“The purpose of going online was to offer our part-time MBA program to a wider audience than we can get out of southeast Michigan,” adds Hopp. Mission accomplished on that objective. It’s a nationwide program. This is anything but an auto-dominated class. Every industry is represented.”


Ross’ first class of online students work for a wide range of organizations across the U.S. including Boston Consulting Group, Comcast, Disney, Exxon Mobil, Google, KPMG, JPMorgan Chase, Nielsen, Unilever, the United States Postal Service, Yelp, and more. 

The inaugural class includes:

•An assistant United States attorney who was also a Fulbright Scholar, doing research in South Korea

•A doctor of medicine who is a full-time medical/surgical ophthalmologist

•An NCAA Division III Final Four semifinalist in men’s basketball

•Current and former military members, including a captain in the Special Forces (United States Army)

•A finalist for the PR News 2018 Social Media Awards

•A New York City marathon finisher

•An emergency preparedness coordinator and former paramedic

•The winner of a $20,000 statewide entrepreneurial competition

•A member of the Board of Directors of American Indian Services, a nonprofit organization providing emergency mental health, food, shelter, and other resources to urban Native Americans

•A head of fundraising efforts for Rohingya refugees in Bangladesh

•A classical piano player


Hopp says that roughly 4,500 prospective students contacted the school and started down the application process, with some 600 applications in some state of completion. “When we got down to the full contingent of GMAT scores, letters of recommendation and everything, we were down to 132 applicants,” says Hopp. “Our selectivity was in the range of 70% which is typical of part-time programs and our yield (the percentage of admits who enroll) was up over 70% as well. So once people actually went through the process and took the GMAT, they wanted in.” 

Ross was able to assemble its first class without significant scholarship dollars, according to Hopp. “We used a little scholarship money because some of these students were just terrific and we handed our some merit scholarships but not a lot—nothing like the amount of scholarship money being offered in the full-time programs now.”

Ross has priced its online MBA experience at the high end of the market, with a total tuition of $116,000 for Michigan residents and $126,000 for non-residents. That’s roughly equal to UNC’s current price tag of $125,589 and USC Marshall’s $106,197 but a hefty premium over Indiana’s KelleyDirect program at $74,520. Carnegie Mellon’s online hybrid MBA, which includes nearly 50 days of face-to-face sessions, remains the most expensive offering at $137,720 in tuition and fees.
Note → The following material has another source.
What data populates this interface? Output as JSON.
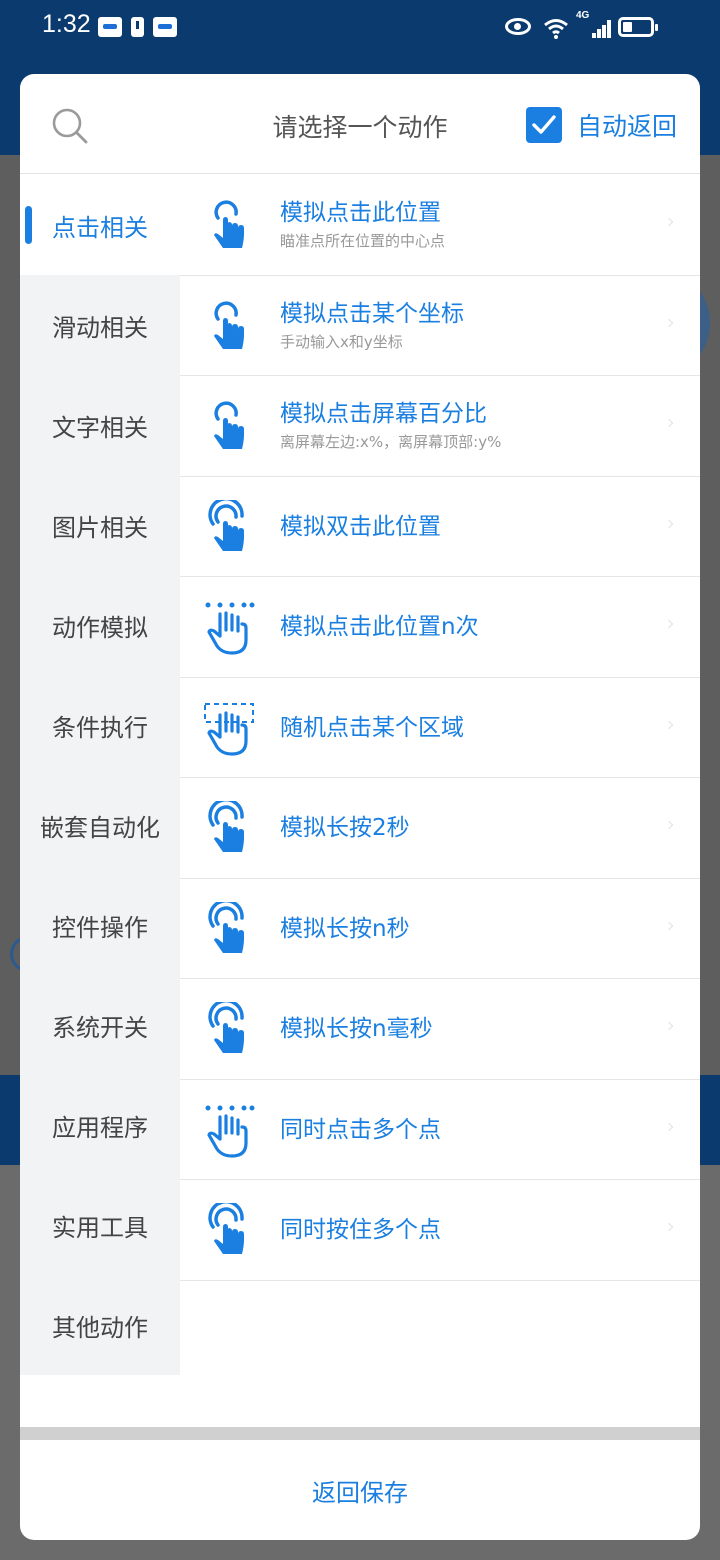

Rice, meantime, has priced its online option at $106,900.


Ross is now only one of six Top 25 business schools with online MBA programs, with Carnegie Mellon, UNC at Chapel Hill, Indiana’s Kelley School of Business, the University of Southern California and Rice University’s Jones Graduate School of Business.

In addition to the live, online group classes, students in the Ross online MBA will also take self-guided courses they complete on their own time  and come together on campus for three in-person residencies over the course of their degree.

The three residencies are designed to offer rigorous, in-person opportunities for action-based learning, equipping students with a deep understanding of leadership, transformation, and innovation, and providing experiences that are unique among online MBA programs.

The residencies make it difficult for Ross to enroll international students who would need a student visa to attend them. “We have some people in the first cohort who are international but they are U.S. citizens,” explains Hopp. “The reason for this is the visa requirements. Students must have a student visa and they are generally not granted for part-time programs like this. Either you go 100% online or not. At least for now, we are offering the residences in Ann Arbor. In the future, we could offer them in a different country and a visa wouldn’t be required.”